None of these powerful men could win all he wanted, but Roosevelt was the big winner. Kimball only meant who, between Churchill and Roosevelt, was manipulating whom, and there the answer was neither. Both wanted America in the war and knew it had to happen for the war to end satisfactorily. The rest was tactics, well within Roosevelt’s purview. His judgment was accurate, his decisions correct, his execution brilliant. These five envoys were among the most prominent of his many helpers and well worth attention.

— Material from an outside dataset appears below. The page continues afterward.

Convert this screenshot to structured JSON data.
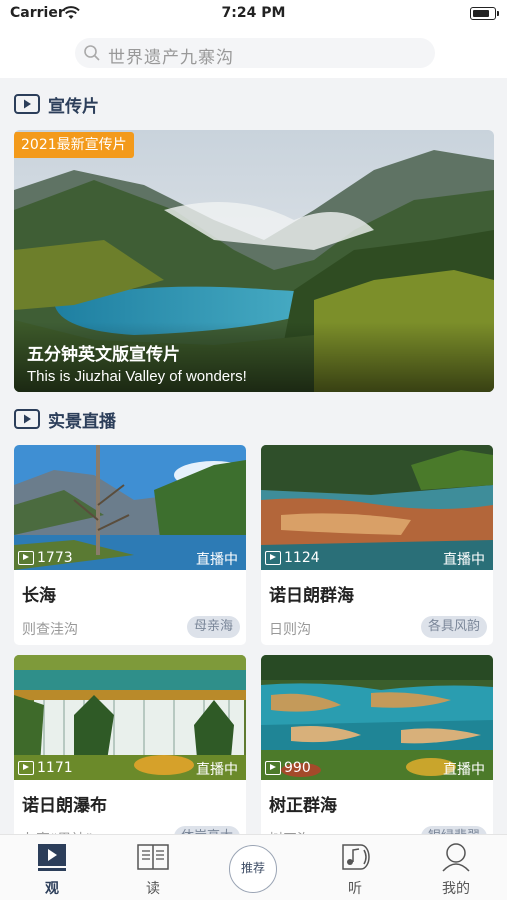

But it was these broader strategic questions that Roosevelt had to weigh. He retained Acheson’s complete embargo on oil exports to Japan; the Japanese responded by attacking the United States and other targets across the Pacific. By that time, Roosevelt already had advised Stalin that Japanese forces had moved south from the Siberian border, enabling Stalin to ship twenty divisions from the Far East across the Trans-Siberian railway as final reinforcements in the successful defense of his two largest cities. Of course, the Soviet Union remained in the war, though there were peace talks with the Germans in Stockholm in 1943. This is the same Roosevelt who stayed in the Soviet embassy at the Tehran Conference, rather than the British, although he assumed (correctly) that his rooms were bugged by the Soviets, because he needed to get Stalin’s support for the cross-channel landings in France, as opposed to Churchill’s hobbyhorse of moving up the Adriatic. Roosevelt was concerned that if the Western Allies did not invade northwestern Europe in 1944, either Stalin would make his peace with Hitler or he would advance so far into Europe that he would bag most of Germany and possibly be able to promote putsches by the powerful French and northern Italian Communist parties. Churchill and his advisers thought the cross-channel operation premature, and were convinced that Stalin supported that option only because he thought that the Germans would push the Allies into the sea, as they had at Dunkirk, Greece, Crete and Dieppe. Roosevelt thought that this might have been Stalin’s motive, but he had more confidence in the ability of the Allies to conduct a successful amphibious invasion and thought it the only way of winning the war strategically, by bringing most of Germany, as well as France, Italy and Japan, under Western occupation and back into the West as democratic allies, even though the Soviets were taking the vast majority of the casualties incurred in subduing Nazi Germany.Pullquote: It was Roosevelt's nature to use people and discard them, with a smile and a joke and a kind word, but absolutely ruthlessly.Image: Essay Types: Book Review